*EXTRACTED ENTRIES*

• • • • • • •

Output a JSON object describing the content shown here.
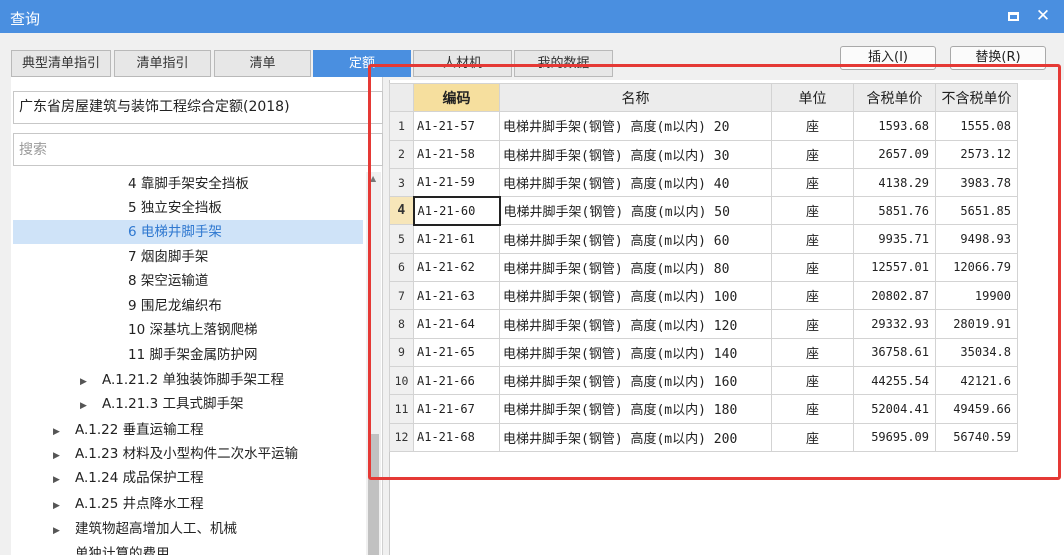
{
  "window": {
    "title": "查询"
  },
  "tabs": [
    {
      "label": "典型清单指引",
      "active": false
    },
    {
      "label": "清单指引",
      "active": false
    },
    {
      "label": "清单",
      "active": false
    },
    {
      "label": "定额",
      "active": true
    },
    {
      "label": "人材机",
      "active": false
    },
    {
      "label": "我的数据",
      "active": false
    }
  ],
  "actions": {
    "insert": "插入(I)",
    "replace": "替换(R)"
  },
  "left": {
    "library": "广东省房屋建筑与装饰工程综合定额(2018)",
    "search_placeholder": "搜索",
    "tree": [
      {
        "label": "4 靠脚手架安全挡板",
        "expander": false
      },
      {
        "label": "5 独立安全挡板",
        "expander": false
      },
      {
        "label": "6 电梯井脚手架",
        "expander": false,
        "selected": true
      },
      {
        "label": "7 烟囱脚手架",
        "expander": false
      },
      {
        "label": "8 架空运输道",
        "expander": false
      },
      {
        "label": "9 围尼龙编织布",
        "expander": false
      },
      {
        "label": "10 深基坑上落钢爬梯",
        "expander": false
      },
      {
        "label": "11 脚手架金属防护网",
        "expander": false
      },
      {
        "label": "A.1.21.2 单独装饰脚手架工程",
        "expander": true
      },
      {
        "label": "A.1.21.3 工具式脚手架",
        "expander": true
      },
      {
        "label": "A.1.22 垂直运输工程",
        "expander": true
      },
      {
        "label": "A.1.23 材料及小型构件二次水平运输",
        "expander": true
      },
      {
        "label": "A.1.24 成品保护工程",
        "expander": true
      },
      {
        "label": "A.1.25 井点降水工程",
        "expander": true
      },
      {
        "label": "建筑物超高增加人工、机械",
        "expander": true
      },
      {
        "label": "单独计算的费用",
        "expander": false
      }
    ]
  },
  "grid": {
    "headers": {
      "code": "编码",
      "name": "名称",
      "unit": "单位",
      "price_tax": "含税单价",
      "price_notax": "不含税单价"
    },
    "current_row": 4,
    "rows": [
      {
        "n": "1",
        "code": "A1-21-57",
        "name": "电梯井脚手架(钢管) 高度(m以内) 20",
        "unit": "座",
        "price_tax": "1593.68",
        "price_notax": "1555.08"
      },
      {
        "n": "2",
        "code": "A1-21-58",
        "name": "电梯井脚手架(钢管) 高度(m以内) 30",
        "unit": "座",
        "price_tax": "2657.09",
        "price_notax": "2573.12"
      },
      {
        "n": "3",
        "code": "A1-21-59",
        "name": "电梯井脚手架(钢管) 高度(m以内) 40",
        "unit": "座",
        "price_tax": "4138.29",
        "price_notax": "3983.78"
      },
      {
        "n": "4",
        "code": "A1-21-60",
        "name": "电梯井脚手架(钢管) 高度(m以内) 50",
        "unit": "座",
        "price_tax": "5851.76",
        "price_notax": "5651.85"
      },
      {
        "n": "5",
        "code": "A1-21-61",
        "name": "电梯井脚手架(钢管) 高度(m以内) 60",
        "unit": "座",
        "price_tax": "9935.71",
        "price_notax": "9498.93"
      },
      {
        "n": "6",
        "code": "A1-21-62",
        "name": "电梯井脚手架(钢管) 高度(m以内) 80",
        "unit": "座",
        "price_tax": "12557.01",
        "price_notax": "12066.79"
      },
      {
        "n": "7",
        "code": "A1-21-63",
        "name": "电梯井脚手架(钢管) 高度(m以内) 100",
        "unit": "座",
        "price_tax": "20802.87",
        "price_notax": "19900"
      },
      {
        "n": "8",
        "code": "A1-21-64",
        "name": "电梯井脚手架(钢管) 高度(m以内) 120",
        "unit": "座",
        "price_tax": "29332.93",
        "price_notax": "28019.91"
      },
      {
        "n": "9",
        "code": "A1-21-65",
        "name": "电梯井脚手架(钢管) 高度(m以内) 140",
        "unit": "座",
        "price_tax": "36758.61",
        "price_notax": "35034.8"
      },
      {
        "n": "10",
        "code": "A1-21-66",
        "name": "电梯井脚手架(钢管) 高度(m以内) 160",
        "unit": "座",
        "price_tax": "44255.54",
        "price_notax": "42121.6"
      },
      {
        "n": "11",
        "code": "A1-21-67",
        "name": "电梯井脚手架(钢管) 高度(m以内) 180",
        "unit": "座",
        "price_tax": "52004.41",
        "price_notax": "49459.66"
      },
      {
        "n": "12",
        "code": "A1-21-68",
        "name": "电梯井脚手架(钢管) 高度(m以内) 200",
        "unit": "座",
        "price_tax": "59695.09",
        "price_notax": "56740.59"
      }
    ]
  },
  "colors": {
    "accent": "#4a8fe0",
    "highlight": "#e53935",
    "selected_bg": "#cfe3f8",
    "code_header": "#f6df9e"
  }
}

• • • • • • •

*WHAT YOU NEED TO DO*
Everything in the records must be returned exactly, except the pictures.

*FINISHED TASK*
Output a JSON object describing the content shown here.
{
  "window": {
    "title": "查询"
  },
  "tabs": [
    {
      "label": "典型清单指引",
      "active": false
    },
    {
      "label": "清单指引",
      "active": false
    },
    {
      "label": "清单",
      "active": false
    },
    {
      "label": "定额",
      "active": true
    },
    {
      "label": "人材机",
      "active": false
    },
    {
      "label": "我的数据",
      "active": false
    }
  ],
  "actions": {
    "insert": "插入(I)",
    "replace": "替换(R)"
  },
  "left": {
    "library": "广东省房屋建筑与装饰工程综合定额(2018)",
    "search_placeholder": "搜索",
    "tree": [
      {
        "label": "4 靠脚手架安全挡板",
        "expander": false
      },
      {
        "label": "5 独立安全挡板",
        "expander": false
      },
      {
        "label": "6 电梯井脚手架",
        "expander": false,
        "selected": true
      },
      {
        "label": "7 烟囱脚手架",
        "expander": false
      },
      {
        "label": "8 架空运输道",
        "expander": false
      },
      {
        "label": "9 围尼龙编织布",
        "expander": false
      },
      {
        "label": "10 深基坑上落钢爬梯",
        "expander": false
      },
      {
        "label": "11 脚手架金属防护网",
        "expander": false
      },
      {
        "label": "A.1.21.2 单独装饰脚手架工程",
        "expander": true
      },
      {
        "label": "A.1.21.3 工具式脚手架",
        "expander": true
      },
      {
        "label": "A.1.22 垂直运输工程",
        "expander": true
      },
      {
        "label": "A.1.23 材料及小型构件二次水平运输",
        "expander": true
      },
      {
        "label": "A.1.24 成品保护工程",
        "expander": true
      },
      {
        "label": "A.1.25 井点降水工程",
        "expander": true
      },
      {
        "label": "建筑物超高增加人工、机械",
        "expander": true
      },
      {
        "label": "单独计算的费用",
        "expander": false
      }
    ]
  },
  "grid": {
    "headers": {
      "code": "编码",
      "name": "名称",
      "unit": "单位",
      "price_tax": "含税单价",
      "price_notax": "不含税单价"
    },
    "current_row": 4,
    "rows": [
      {
        "n": "1",
        "code": "A1-21-57",
        "name": "电梯井脚手架(钢管) 高度(m以内) 20",
        "unit": "座",
        "price_tax": "1593.68",
        "price_notax": "1555.08"
      },
      {
        "n": "2",
        "code": "A1-21-58",
        "name": "电梯井脚手架(钢管) 高度(m以内) 30",
        "unit": "座",
        "price_tax": "2657.09",
        "price_notax": "2573.12"
      },
      {
        "n": "3",
        "code": "A1-21-59",
        "name": "电梯井脚手架(钢管) 高度(m以内) 40",
        "unit": "座",
        "price_tax": "4138.29",
        "price_notax": "3983.78"
      },
      {
        "n": "4",
        "code": "A1-21-60",
        "name": "电梯井脚手架(钢管) 高度(m以内) 50",
        "unit": "座",
        "price_tax": "5851.76",
        "price_notax": "5651.85"
      },
      {
        "n": "5",
        "code": "A1-21-61",
        "name": "电梯井脚手架(钢管) 高度(m以内) 60",
        "unit": "座",
        "price_tax": "9935.71",
        "price_notax": "9498.93"
      },
      {
        "n": "6",
        "code": "A1-21-62",
        "name": "电梯井脚手架(钢管) 高度(m以内) 80",
        "unit": "座",
        "price_tax": "12557.01",
        "price_notax": "12066.79"
      },
      {
        "n": "7",
        "code": "A1-21-63",
        "name": "电梯井脚手架(钢管) 高度(m以内) 100",
        "unit": "座",
        "price_tax": "20802.87",
        "price_notax": "19900"
      },
      {
        "n": "8",
        "code": "A1-21-64",
        "name": "电梯井脚手架(钢管) 高度(m以内) 120",
        "unit": "座",
        "price_tax": "29332.93",
        "price_notax": "28019.91"
      },
      {
        "n": "9",
        "code": "A1-21-65",
        "name": "电梯井脚手架(钢管) 高度(m以内) 140",
        "unit": "座",
        "price_tax": "36758.61",
        "price_notax": "35034.8"
      },
      {
        "n": "10",
        "code": "A1-21-66",
        "name": "电梯井脚手架(钢管) 高度(m以内) 160",
        "unit": "座",
        "price_tax": "44255.54",
        "price_notax": "42121.6"
      },
      {
        "n": "11",
        "code": "A1-21-67",
        "name": "电梯井脚手架(钢管) 高度(m以内) 180",
        "unit": "座",
        "price_tax": "52004.41",
        "price_notax": "49459.66"
      },
      {
        "n": "12",
        "code": "A1-21-68",
        "name": "电梯井脚手架(钢管) 高度(m以内) 200",
        "unit": "座",
        "price_tax": "59695.09",
        "price_notax": "56740.59"
      }
    ]
  },
  "colors": {
    "accent": "#4a8fe0",
    "highlight": "#e53935",
    "selected_bg": "#cfe3f8",
    "code_header": "#f6df9e"
  }
}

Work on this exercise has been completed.